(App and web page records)
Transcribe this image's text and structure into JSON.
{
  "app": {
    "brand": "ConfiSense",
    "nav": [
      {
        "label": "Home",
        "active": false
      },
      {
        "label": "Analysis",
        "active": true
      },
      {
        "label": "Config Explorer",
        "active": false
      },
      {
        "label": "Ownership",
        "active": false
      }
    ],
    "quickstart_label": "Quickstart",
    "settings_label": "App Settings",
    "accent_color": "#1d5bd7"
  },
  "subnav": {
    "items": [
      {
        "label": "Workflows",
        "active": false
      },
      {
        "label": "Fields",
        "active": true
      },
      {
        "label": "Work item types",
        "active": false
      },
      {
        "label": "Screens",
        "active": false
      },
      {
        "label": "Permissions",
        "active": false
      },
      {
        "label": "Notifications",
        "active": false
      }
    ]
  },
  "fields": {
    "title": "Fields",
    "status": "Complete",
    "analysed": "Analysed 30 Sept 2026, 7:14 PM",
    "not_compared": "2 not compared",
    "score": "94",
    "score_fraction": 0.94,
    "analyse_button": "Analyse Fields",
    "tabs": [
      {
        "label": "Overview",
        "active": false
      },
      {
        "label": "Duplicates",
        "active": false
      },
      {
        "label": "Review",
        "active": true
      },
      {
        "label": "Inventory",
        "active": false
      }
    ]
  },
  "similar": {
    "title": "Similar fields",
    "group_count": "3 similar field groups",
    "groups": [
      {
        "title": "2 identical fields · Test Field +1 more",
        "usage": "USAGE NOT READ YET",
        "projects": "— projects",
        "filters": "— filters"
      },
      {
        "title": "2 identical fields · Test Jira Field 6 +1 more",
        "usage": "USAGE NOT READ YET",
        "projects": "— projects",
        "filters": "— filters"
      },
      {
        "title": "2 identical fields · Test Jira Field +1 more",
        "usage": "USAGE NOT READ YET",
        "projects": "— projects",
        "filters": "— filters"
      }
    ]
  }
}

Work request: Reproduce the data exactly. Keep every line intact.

Answer space:
Transcribe this image's text and structure into JSON.
{
  "app": {
    "brand": "ConfiSense",
    "nav": [
      {
        "label": "Home",
        "active": false
      },
      {
        "label": "Analysis",
        "active": true
      },
      {
        "label": "Config Explorer",
        "active": false
      },
      {
        "label": "Ownership",
        "active": false
      }
    ],
    "quickstart_label": "Quickstart",
    "settings_label": "App Settings",
    "accent_color": "#1d5bd7"
  },
  "subnav": {
    "items": [
      {
        "label": "Workflows",
        "active": false
      },
      {
        "label": "Fields",
        "active": true
      },
      {
        "label": "Work item types",
        "active": false
      },
      {
        "label": "Screens",
        "active": false
      },
      {
        "label": "Permissions",
        "active": false
      },
      {
        "label": "Notifications",
        "active": false
      }
    ]
  },
  "fields": {
    "title": "Fields",
    "status": "Complete",
    "analysed": "Analysed 30 Sept 2026, 7:14 PM",
    "not_compared": "2 not compared",
    "score": "94",
    "score_fraction": 0.94,
    "analyse_button": "Analyse Fields",
    "tabs": [
      {
        "label": "Overview",
        "active": false
      },
      {
        "label": "Duplicates",
        "active": false
      },
      {
        "label": "Review",
        "active": true
      },
      {
        "label": "Inventory",
        "active": false
      }
    ]
  },
  "similar": {
    "title": "Similar fields",
    "group_count": "3 similar field groups",
    "groups": [
      {
        "title": "2 identical fields · Test Field +1 more",
        "usage": "USAGE NOT READ YET",
        "projects": "— projects",
        "filters": "— filters"
      },
      {
        "title": "2 identical fields · Test Jira Field 6 +1 more",
        "usage": "USAGE NOT READ YET",
        "projects": "— projects",
        "filters": "— filters"
      },
      {
        "title": "2 identical fields · Test Jira Field +1 more",
        "usage": "USAGE NOT READ YET",
        "projects": "— projects",
        "filters": "— filters"
      }
    ]
  }
}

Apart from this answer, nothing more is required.